I don't like Michael Jackson's music. Never have, so I'm not going to start now just because he's dead. I feel sorry for him if his life was as pained and peculiar as the media wanted us to believe; but I don't need to tell any of you that there are an awful lot of people out there with problems worse than being rich and sensitive and having been deprived of a childhood by over-ambitious parents.
His music, as I've said, was always boring to me. Superficial. Obvious. Phoney. In the current climate, of course, saying such things is tantamount to heresy. So be it. Delete my Facebook page if you like. Throw a stone through my window. I'll give you my address if it matters to you that much.

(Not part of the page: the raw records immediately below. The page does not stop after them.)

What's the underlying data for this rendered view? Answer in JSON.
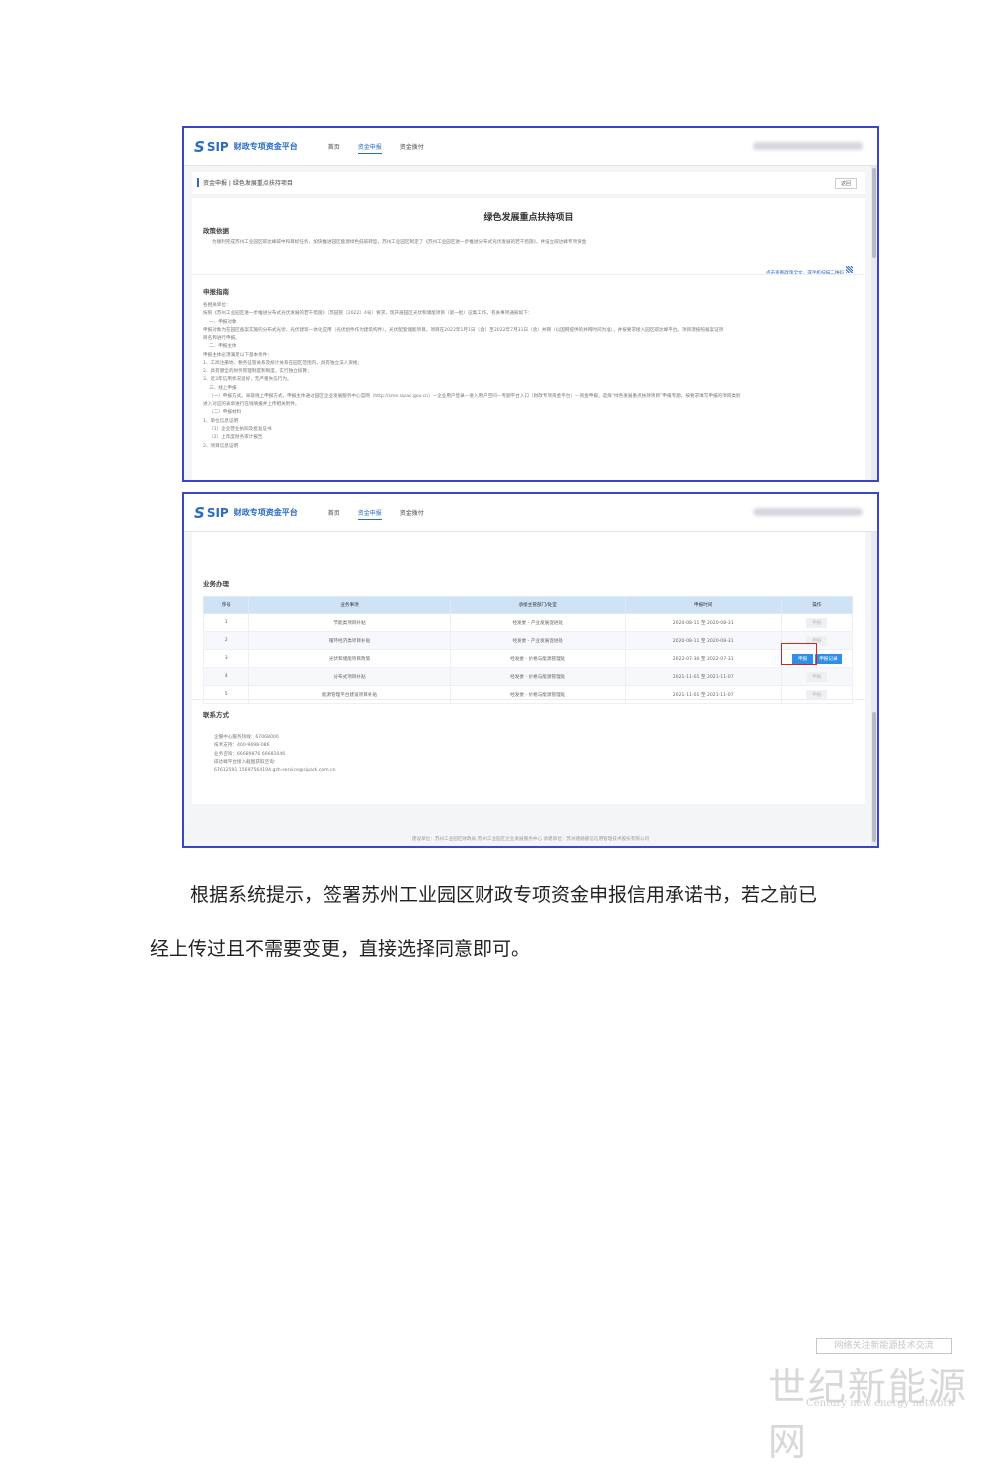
{
  "app": {
    "logo_mark": "S",
    "logo_sip": "SIP",
    "title": "财政专项资金平台",
    "nav": [
      "首页",
      "资金申报",
      "资金拨付"
    ],
    "nav_active": 1
  },
  "screen1": {
    "breadcrumb": "资金申报 | 绿色发展重点扶持项目",
    "back_label": "返回",
    "doc_title": "绿色发展重点扶持项目",
    "policy_heading": "政策依据",
    "policy_text": "为顺利完成苏州工业园区碳达峰碳中和目标任务，加快推进园区能源绿色低碳转型，苏州工业园区制定了《苏州工业园区进一步推进分布式光伏发展的若干措施》，并设立碳达峰专项资金",
    "policy_link": "点击查看政策全文，或手机扫描二维码",
    "guide_heading": "申报指南",
    "guide_lines": [
      "各相关单位：",
      "按照《苏州工业园区进一步推进分布式光伏发展的若干措施》（苏园管〔2022〕4号）要求，现开展园区光伏和储能项目（第一批）征集工作，有关事项通知如下：",
      "一、申报对象",
      "申报对象为在园区备案实施的分布式光伏、光伏建筑一体化应用（光伏组件作为建筑构件），光伏配套储能项目，项目在2022年1月1日（含）至2022年7月31日（含）并网（以国网提供的并网时间为准），并按要求接入园区碳达峰平台。项目须按照备案证项",
      "目名称进行申报。",
      "二、申报主体",
      "申报主体必须满足以下基本条件：",
      "1、工商注册地、税务征管关系及统计关系在园区范围内，具有独立法人资格；",
      "2、具有健全的财务管理制度和制度，实行独立核算；",
      "3、近3年信用状况良好，无严重失信行为。",
      "三、线上申报",
      "（一）申报方式。采取线上申报方式，申报主体通过园区企业发展服务中心官网（http://sme.sipac.gov.cn）—企业用户登录—进入用户空间—专题平台入口（财政专项资金平台）—资金申报，选择“绿色发展重点扶持项目”申报专题，按要求填写申报的项目类别",
      "进入对应的表单进行在线填报并上传相关附件。",
      "（二）申报材料",
      "1、单位信息证明",
      "（1）企业营业执照及批准证书",
      "（2）上年度财务审计报告",
      "2、项目信息证明"
    ]
  },
  "screen2": {
    "section_title": "业务办理",
    "columns": [
      "序号",
      "业务事项",
      "承接主管部门/处室",
      "申报时间",
      "操作"
    ],
    "rows": [
      {
        "no": "1",
        "item": "节能类项目补贴",
        "dept": "经发委 - 产业发展促进处",
        "time": "2020-08-11 至 2020-08-31",
        "op": "申报"
      },
      {
        "no": "2",
        "item": "循环经济类项目补贴",
        "dept": "经发委 - 产业发展促进处",
        "time": "2020-08-11 至 2020-08-31",
        "op": "申报"
      },
      {
        "no": "3",
        "item": "光伏和储能项目政策",
        "dept": "经发委 - 价格与能源管理处",
        "time": "2022-07-30 至 2022-07-31",
        "op": "申报",
        "op2": "申报记录"
      },
      {
        "no": "4",
        "item": "分布式项目补贴",
        "dept": "经发委 - 价格与能源管理处",
        "time": "2021-11-01 至 2021-11-07",
        "op": "申报"
      },
      {
        "no": "5",
        "item": "能源管理平台建设项目补贴",
        "dept": "经发委 - 价格与能源管理处",
        "time": "2021-11-01 至 2021-11-07",
        "op": "申报"
      }
    ],
    "contact_title": "联系方式",
    "contact_lines": [
      "企服中心服务热线：67068000",
      "技术支持：400-9698-086",
      "业务咨询：66689876 66681046",
      "碳达峰平台接入截图获取咨询：",
      "67612591 15697564194 gzh-service@sipark.com.cn"
    ],
    "footer": "建设单位：苏州工业园区财政局 苏州工业园区企业发展服务中心    承建单位：苏州德融嘉信信用管理技术股份有限公司"
  },
  "paragraph": {
    "line1": "根据系统提示，签署苏州工业园区财政专项资金申报信用承诺书，若之前已",
    "line2": "经上传过且不需要变更，直接选择同意即可。"
  },
  "watermark": {
    "tagline": "网络关注新能源技术交流",
    "cn": "世纪新能源网",
    "en": "Century new energy network"
  }
}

One commentator, soon after Jackson died, made the absurd claim that he was the most important cultural figure of the last two hundred years. Forget Dylan, the Beatles, Dali, Picasso, James Joyce, Ezra Pound, Baudelaire, Rimbaud. The fellow who sang "Shake Your Body Down To The Ground" tops them all.
Proof of his importance, apparently, is the 750 million records he has sold across the world.
Proof to me that these days we are confusing importance with popularity. I have been in the living rooms of unsigned folksingers who played and sang better music than Jackson while the red wine flowed and the cigarettes burned. No one will ever hear of them in Singapore or Harare but their achievement stands. And if they are signed one day and make it into the consciousness of the world it's a fair chance that something of the brilliance they once showed will be lost.
That's been happening since Elvis Presley.